Aim of the exercise: Would you please copy out each entry exactly?

[Web page and app entries]
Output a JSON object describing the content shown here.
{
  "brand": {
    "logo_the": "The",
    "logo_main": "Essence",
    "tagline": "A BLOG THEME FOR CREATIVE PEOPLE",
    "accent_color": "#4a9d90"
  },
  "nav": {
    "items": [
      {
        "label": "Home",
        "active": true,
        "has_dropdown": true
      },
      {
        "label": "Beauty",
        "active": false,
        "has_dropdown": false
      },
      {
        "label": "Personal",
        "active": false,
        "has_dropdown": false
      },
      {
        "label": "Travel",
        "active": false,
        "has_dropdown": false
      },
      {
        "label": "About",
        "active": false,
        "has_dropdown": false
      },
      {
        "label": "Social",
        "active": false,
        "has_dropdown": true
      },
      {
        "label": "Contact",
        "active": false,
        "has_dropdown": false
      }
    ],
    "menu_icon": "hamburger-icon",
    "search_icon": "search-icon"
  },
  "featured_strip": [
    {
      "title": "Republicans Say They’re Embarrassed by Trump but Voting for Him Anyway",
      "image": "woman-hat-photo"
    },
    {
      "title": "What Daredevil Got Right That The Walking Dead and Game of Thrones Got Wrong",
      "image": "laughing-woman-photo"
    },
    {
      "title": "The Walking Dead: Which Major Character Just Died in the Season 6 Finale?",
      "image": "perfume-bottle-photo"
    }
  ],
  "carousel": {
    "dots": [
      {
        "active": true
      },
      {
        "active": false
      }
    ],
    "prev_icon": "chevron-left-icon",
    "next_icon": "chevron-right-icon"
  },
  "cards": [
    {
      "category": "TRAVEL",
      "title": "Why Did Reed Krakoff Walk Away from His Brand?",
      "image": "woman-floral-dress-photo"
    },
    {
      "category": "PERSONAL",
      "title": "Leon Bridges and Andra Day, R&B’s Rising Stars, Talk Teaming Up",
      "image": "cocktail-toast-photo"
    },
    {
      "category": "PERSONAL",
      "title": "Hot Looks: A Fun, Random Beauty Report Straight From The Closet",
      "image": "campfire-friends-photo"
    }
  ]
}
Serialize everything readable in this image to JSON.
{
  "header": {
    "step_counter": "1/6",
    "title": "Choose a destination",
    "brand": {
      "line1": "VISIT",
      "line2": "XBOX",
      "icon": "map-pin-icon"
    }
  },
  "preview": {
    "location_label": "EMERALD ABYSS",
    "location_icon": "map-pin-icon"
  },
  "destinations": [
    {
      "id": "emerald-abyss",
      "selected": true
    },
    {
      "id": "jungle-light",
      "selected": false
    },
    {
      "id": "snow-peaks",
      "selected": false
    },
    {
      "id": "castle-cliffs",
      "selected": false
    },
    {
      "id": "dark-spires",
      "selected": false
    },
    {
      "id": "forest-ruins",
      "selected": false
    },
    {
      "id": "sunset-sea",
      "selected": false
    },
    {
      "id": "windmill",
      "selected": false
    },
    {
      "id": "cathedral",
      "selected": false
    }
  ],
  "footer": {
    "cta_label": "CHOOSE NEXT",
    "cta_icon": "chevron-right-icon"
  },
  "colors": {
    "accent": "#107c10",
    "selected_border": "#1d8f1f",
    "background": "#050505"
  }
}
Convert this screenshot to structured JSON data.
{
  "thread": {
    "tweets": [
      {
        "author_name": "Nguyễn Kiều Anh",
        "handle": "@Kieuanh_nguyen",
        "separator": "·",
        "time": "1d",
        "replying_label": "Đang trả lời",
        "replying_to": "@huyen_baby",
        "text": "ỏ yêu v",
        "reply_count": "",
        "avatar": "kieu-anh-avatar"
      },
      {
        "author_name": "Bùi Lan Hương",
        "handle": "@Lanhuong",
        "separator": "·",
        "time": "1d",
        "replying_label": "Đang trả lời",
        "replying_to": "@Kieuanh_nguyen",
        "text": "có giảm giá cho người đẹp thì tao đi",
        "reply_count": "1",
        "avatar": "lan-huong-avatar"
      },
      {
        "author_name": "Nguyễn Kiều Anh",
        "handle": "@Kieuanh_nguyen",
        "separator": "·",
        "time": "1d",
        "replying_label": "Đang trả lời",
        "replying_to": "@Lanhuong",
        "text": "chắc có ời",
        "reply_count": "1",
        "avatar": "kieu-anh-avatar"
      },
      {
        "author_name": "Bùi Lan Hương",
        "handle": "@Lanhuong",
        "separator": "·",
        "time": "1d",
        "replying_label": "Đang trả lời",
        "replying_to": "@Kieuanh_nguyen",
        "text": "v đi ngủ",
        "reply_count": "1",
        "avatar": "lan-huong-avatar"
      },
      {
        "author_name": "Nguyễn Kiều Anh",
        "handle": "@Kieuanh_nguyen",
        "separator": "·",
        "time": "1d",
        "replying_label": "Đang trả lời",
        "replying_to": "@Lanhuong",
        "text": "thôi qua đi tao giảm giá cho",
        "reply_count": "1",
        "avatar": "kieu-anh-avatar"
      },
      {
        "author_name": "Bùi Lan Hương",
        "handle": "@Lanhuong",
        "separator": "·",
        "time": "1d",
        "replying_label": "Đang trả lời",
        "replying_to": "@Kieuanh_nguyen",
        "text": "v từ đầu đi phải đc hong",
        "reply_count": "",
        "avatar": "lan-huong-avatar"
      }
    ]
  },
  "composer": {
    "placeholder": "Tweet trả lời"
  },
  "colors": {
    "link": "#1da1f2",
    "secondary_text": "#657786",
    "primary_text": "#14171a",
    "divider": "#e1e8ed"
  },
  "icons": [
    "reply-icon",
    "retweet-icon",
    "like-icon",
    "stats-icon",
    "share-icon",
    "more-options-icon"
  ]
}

Result of the exercise:
Output a JSON object describing the content shown here.
{
  "brand": {
    "logo_the": "The",
    "logo_main": "Essence",
    "tagline": "A BLOG THEME FOR CREATIVE PEOPLE",
    "accent_color": "#4a9d90"
  },
  "nav": {
    "items": [
      {
        "label": "Home",
        "active": true,
        "has_dropdown": true
      },
      {
        "label": "Beauty",
        "active": false,
        "has_dropdown": false
      },
      {
        "label": "Personal",
        "active": false,
        "has_dropdown": false
      },
      {
        "label": "Travel",
        "active": false,
        "has_dropdown": false
      },
      {
        "label": "About",
        "active": false,
        "has_dropdown": false
      },
      {
        "label": "Social",
        "active": false,
        "has_dropdown": true
      },
      {
        "label": "Contact",
        "active": false,
        "has_dropdown": false
      }
    ],
    "menu_icon": "hamburger-icon",
    "search_icon": "search-icon"
  },
  "featured_strip": [
    {
      "title": "Republicans Say They’re Embarrassed by Trump but Voting for Him Anyway",
      "image": "woman-hat-photo"
    },
    {
      "title": "What Daredevil Got Right That The Walking Dead and Game of Thrones Got Wrong",
      "image": "laughing-woman-photo"
    },
    {
      "title": "The Walking Dead: Which Major Character Just Died in the Season 6 Finale?",
      "image": "perfume-bottle-photo"
    }
  ],
  "carousel": {
    "dots": [
      {
        "active": true
      },
      {
        "active": false
      }
    ],
    "prev_icon": "chevron-left-icon",
    "next_icon": "chevron-right-icon"
  },
  "cards": [
    {
      "category": "TRAVEL",
      "title": "Why Did Reed Krakoff Walk Away from His Brand?",
      "image": "woman-floral-dress-photo"
    },
    {
      "category": "PERSONAL",
      "title": "Leon Bridges and Andra Day, R&B’s Rising Stars, Talk Teaming Up",
      "image": "cocktail-toast-photo"
    },
    {
      "category": "PERSONAL",
      "title": "Hot Looks: A Fun, Random Beauty Report Straight From The Closet",
      "image": "campfire-friends-photo"
    }
  ]
}
Serialize everything readable in this image to JSON.
{
  "header": {
    "step_counter": "1/6",
    "title": "Choose a destination",
    "brand": {
      "line1": "VISIT",
      "line2": "XBOX",
      "icon": "map-pin-icon"
    }
  },
  "preview": {
    "location_label": "EMERALD ABYSS",
    "location_icon": "map-pin-icon"
  },
  "destinations": [
    {
      "id": "emerald-abyss",
      "selected": true
    },
    {
      "id": "jungle-light",
      "selected": false
    },
    {
      "id": "snow-peaks",
      "selected": false
    },
    {
      "id": "castle-cliffs",
      "selected": false
    },
    {
      "id": "dark-spires",
      "selected": false
    },
    {
      "id": "forest-ruins",
      "selected": false
    },
    {
      "id": "sunset-sea",
      "selected": false
    },
    {
      "id": "windmill",
      "selected": false
    },
    {
      "id": "cathedral",
      "selected": false
    }
  ],
  "footer": {
    "cta_label": "CHOOSE NEXT",
    "cta_icon": "chevron-right-icon"
  },
  "colors": {
    "accent": "#107c10",
    "selected_border": "#1d8f1f",
    "background": "#050505"
  }
}
Convert this screenshot to structured JSON data.
{
  "thread": {
    "tweets": [
      {
        "author_name": "Nguyễn Kiều Anh",
        "handle": "@Kieuanh_nguyen",
        "separator": "·",
        "time": "1d",
        "replying_label": "Đang trả lời",
        "replying_to": "@huyen_baby",
        "text": "ỏ yêu v",
        "reply_count": "",
        "avatar": "kieu-anh-avatar"
      },
      {
        "author_name": "Bùi Lan Hương",
        "handle": "@Lanhuong",
        "separator": "·",
        "time": "1d",
        "replying_label": "Đang trả lời",
        "replying_to": "@Kieuanh_nguyen",
        "text": "có giảm giá cho người đẹp thì tao đi",
        "reply_count": "1",
        "avatar": "lan-huong-avatar"
      },
      {
        "author_name": "Nguyễn Kiều Anh",
        "handle": "@Kieuanh_nguyen",
        "separator": "·",
        "time": "1d",
        "replying_label": "Đang trả lời",
        "replying_to": "@Lanhuong",
        "text": "chắc có ời",
        "reply_count": "1",
        "avatar": "kieu-anh-avatar"
      },
      {
        "author_name": "Bùi Lan Hương",
        "handle": "@Lanhuong",
        "separator": "·",
        "time": "1d",
        "replying_label": "Đang trả lời",
        "replying_to": "@Kieuanh_nguyen",
        "text": "v đi ngủ",
        "reply_count": "1",
        "avatar": "lan-huong-avatar"
      },
      {
        "author_name": "Nguyễn Kiều Anh",
        "handle": "@Kieuanh_nguyen",
        "separator": "·",
        "time": "1d",
        "replying_label": "Đang trả lời",
        "replying_to": "@Lanhuong",
        "text": "thôi qua đi tao giảm giá cho",
        "reply_count": "1",
        "avatar": "kieu-anh-avatar"
      },
      {
        "author_name": "Bùi Lan Hương",
        "handle": "@Lanhuong",
        "separator": "·",
        "time": "1d",
        "replying_label": "Đang trả lời",
        "replying_to": "@Kieuanh_nguyen",
        "text": "v từ đầu đi phải đc hong",
        "reply_count": "",
        "avatar": "lan-huong-avatar"
      }
    ]
  },
  "composer": {
    "placeholder": "Tweet trả lời"
  },
  "colors": {
    "link": "#1da1f2",
    "secondary_text": "#657786",
    "primary_text": "#14171a",
    "divider": "#e1e8ed"
  },
  "icons": [
    "reply-icon",
    "retweet-icon",
    "like-icon",
    "stats-icon",
    "share-icon",
    "more-options-icon"
  ]
}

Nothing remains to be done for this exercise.